Problem details ▸
Give back the records in their entirety, exactly.

Given records ▸
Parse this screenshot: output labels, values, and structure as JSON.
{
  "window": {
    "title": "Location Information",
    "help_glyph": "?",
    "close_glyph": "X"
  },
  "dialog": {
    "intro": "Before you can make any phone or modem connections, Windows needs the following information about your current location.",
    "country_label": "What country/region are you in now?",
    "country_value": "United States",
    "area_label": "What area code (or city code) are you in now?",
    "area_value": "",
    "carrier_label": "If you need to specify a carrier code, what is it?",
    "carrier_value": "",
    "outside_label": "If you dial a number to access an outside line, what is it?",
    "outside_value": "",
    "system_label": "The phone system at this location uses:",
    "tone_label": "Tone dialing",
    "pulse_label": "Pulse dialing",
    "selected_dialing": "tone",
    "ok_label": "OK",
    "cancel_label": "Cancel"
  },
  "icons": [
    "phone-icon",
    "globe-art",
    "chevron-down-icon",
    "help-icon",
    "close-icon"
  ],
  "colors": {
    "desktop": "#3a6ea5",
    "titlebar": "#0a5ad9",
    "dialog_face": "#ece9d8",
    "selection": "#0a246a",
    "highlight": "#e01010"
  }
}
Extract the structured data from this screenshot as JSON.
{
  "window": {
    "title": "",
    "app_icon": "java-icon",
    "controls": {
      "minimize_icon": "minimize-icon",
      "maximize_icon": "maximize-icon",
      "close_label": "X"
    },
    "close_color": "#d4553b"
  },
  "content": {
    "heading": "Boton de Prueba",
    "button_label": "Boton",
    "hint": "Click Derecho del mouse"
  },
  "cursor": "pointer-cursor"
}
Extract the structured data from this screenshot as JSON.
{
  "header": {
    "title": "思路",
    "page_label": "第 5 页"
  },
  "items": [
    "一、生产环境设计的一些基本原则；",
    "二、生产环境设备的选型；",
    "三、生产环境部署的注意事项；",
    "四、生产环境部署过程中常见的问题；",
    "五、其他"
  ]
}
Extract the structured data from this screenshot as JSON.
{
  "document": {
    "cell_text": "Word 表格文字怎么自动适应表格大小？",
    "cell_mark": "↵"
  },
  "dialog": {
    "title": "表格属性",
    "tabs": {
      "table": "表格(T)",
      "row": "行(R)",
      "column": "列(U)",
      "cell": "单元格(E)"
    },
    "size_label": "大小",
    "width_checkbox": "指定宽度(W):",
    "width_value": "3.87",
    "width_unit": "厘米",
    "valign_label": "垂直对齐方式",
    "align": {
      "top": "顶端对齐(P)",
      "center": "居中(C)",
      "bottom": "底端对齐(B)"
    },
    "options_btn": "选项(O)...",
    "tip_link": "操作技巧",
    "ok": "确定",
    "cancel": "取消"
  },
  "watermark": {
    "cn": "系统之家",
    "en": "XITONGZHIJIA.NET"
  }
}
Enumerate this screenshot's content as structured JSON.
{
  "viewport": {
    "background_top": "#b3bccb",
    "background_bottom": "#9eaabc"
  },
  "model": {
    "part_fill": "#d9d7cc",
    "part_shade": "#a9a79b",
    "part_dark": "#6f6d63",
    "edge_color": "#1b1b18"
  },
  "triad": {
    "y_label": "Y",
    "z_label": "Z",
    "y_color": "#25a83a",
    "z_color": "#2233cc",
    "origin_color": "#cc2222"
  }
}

Response to this exercise ▸
Parse this screenshot: output labels, values, and structure as JSON.
{
  "window": {
    "title": "Location Information",
    "help_glyph": "?",
    "close_glyph": "X"
  },
  "dialog": {
    "intro": "Before you can make any phone or modem connections, Windows needs the following information about your current location.",
    "country_label": "What country/region are you in now?",
    "country_value": "United States",
    "area_label": "What area code (or city code) are you in now?",
    "area_value": "",
    "carrier_label": "If you need to specify a carrier code, what is it?",
    "carrier_value": "",
    "outside_label": "If you dial a number to access an outside line, what is it?",
    "outside_value": "",
    "system_label": "The phone system at this location uses:",
    "tone_label": "Tone dialing",
    "pulse_label": "Pulse dialing",
    "selected_dialing": "tone",
    "ok_label": "OK",
    "cancel_label": "Cancel"
  },
  "icons": [
    "phone-icon",
    "globe-art",
    "chevron-down-icon",
    "help-icon",
    "close-icon"
  ],
  "colors": {
    "desktop": "#3a6ea5",
    "titlebar": "#0a5ad9",
    "dialog_face": "#ece9d8",
    "selection": "#0a246a",
    "highlight": "#e01010"
  }
}
Extract the structured data from this screenshot as JSON.
{
  "window": {
    "title": "",
    "app_icon": "java-icon",
    "controls": {
      "minimize_icon": "minimize-icon",
      "maximize_icon": "maximize-icon",
      "close_label": "X"
    },
    "close_color": "#d4553b"
  },
  "content": {
    "heading": "Boton de Prueba",
    "button_label": "Boton",
    "hint": "Click Derecho del mouse"
  },
  "cursor": "pointer-cursor"
}
Extract the structured data from this screenshot as JSON.
{
  "header": {
    "title": "思路",
    "page_label": "第 5 页"
  },
  "items": [
    "一、生产环境设计的一些基本原则；",
    "二、生产环境设备的选型；",
    "三、生产环境部署的注意事项；",
    "四、生产环境部署过程中常见的问题；",
    "五、其他"
  ]
}
Extract the structured data from this screenshot as JSON.
{
  "document": {
    "cell_text": "Word 表格文字怎么自动适应表格大小？",
    "cell_mark": "↵"
  },
  "dialog": {
    "title": "表格属性",
    "tabs": {
      "table": "表格(T)",
      "row": "行(R)",
      "column": "列(U)",
      "cell": "单元格(E)"
    },
    "size_label": "大小",
    "width_checkbox": "指定宽度(W):",
    "width_value": "3.87",
    "width_unit": "厘米",
    "valign_label": "垂直对齐方式",
    "align": {
      "top": "顶端对齐(P)",
      "center": "居中(C)",
      "bottom": "底端对齐(B)"
    },
    "options_btn": "选项(O)...",
    "tip_link": "操作技巧",
    "ok": "确定",
    "cancel": "取消"
  },
  "watermark": {
    "cn": "系统之家",
    "en": "XITONGZHIJIA.NET"
  }
}
Enumerate this screenshot's content as structured JSON.
{
  "viewport": {
    "background_top": "#b3bccb",
    "background_bottom": "#9eaabc"
  },
  "model": {
    "part_fill": "#d9d7cc",
    "part_shade": "#a9a79b",
    "part_dark": "#6f6d63",
    "edge_color": "#1b1b18"
  },
  "triad": {
    "y_label": "Y",
    "z_label": "Z",
    "y_color": "#25a83a",
    "z_color": "#2233cc",
    "origin_color": "#cc2222"
  }
}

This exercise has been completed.